** ASSIGNMENT **
Scan the entries below. Report each line where the string "devoluciones" occurs.

________________

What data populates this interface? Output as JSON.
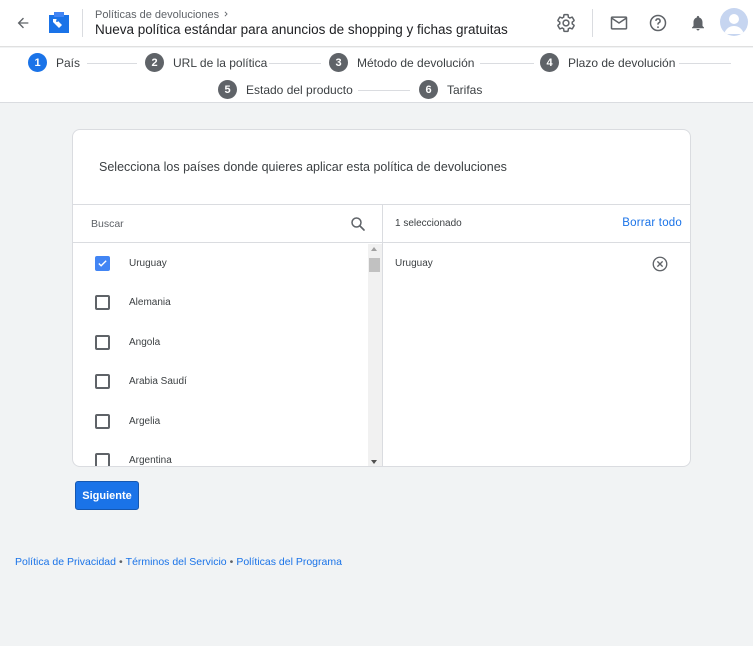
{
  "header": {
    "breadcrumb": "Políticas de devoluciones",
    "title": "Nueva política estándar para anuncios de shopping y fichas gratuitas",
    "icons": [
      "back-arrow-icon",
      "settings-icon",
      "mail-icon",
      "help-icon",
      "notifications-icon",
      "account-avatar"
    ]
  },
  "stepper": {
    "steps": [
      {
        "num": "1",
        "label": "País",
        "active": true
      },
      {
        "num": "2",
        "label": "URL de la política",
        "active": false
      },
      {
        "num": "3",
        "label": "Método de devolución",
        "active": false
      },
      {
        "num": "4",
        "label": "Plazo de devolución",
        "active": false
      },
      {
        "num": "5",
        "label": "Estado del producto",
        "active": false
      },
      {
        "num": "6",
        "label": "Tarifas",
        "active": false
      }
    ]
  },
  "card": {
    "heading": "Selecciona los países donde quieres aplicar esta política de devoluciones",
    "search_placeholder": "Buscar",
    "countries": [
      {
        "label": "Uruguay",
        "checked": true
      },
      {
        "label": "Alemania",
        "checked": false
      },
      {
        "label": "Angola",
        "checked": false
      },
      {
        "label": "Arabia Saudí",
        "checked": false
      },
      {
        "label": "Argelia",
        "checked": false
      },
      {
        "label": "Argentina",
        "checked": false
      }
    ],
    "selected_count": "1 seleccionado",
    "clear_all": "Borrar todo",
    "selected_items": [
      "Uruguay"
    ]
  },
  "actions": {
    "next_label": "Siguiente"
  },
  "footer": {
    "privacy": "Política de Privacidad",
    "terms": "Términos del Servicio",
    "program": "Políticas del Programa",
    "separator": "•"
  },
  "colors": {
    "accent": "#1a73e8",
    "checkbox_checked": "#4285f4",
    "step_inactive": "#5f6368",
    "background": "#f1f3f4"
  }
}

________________

** ANSWER SECTION **
    "breadcrumb": "Políticas de devoluciones",
    "heading": "Selecciona los países donde quieres aplicar esta política de devoluciones",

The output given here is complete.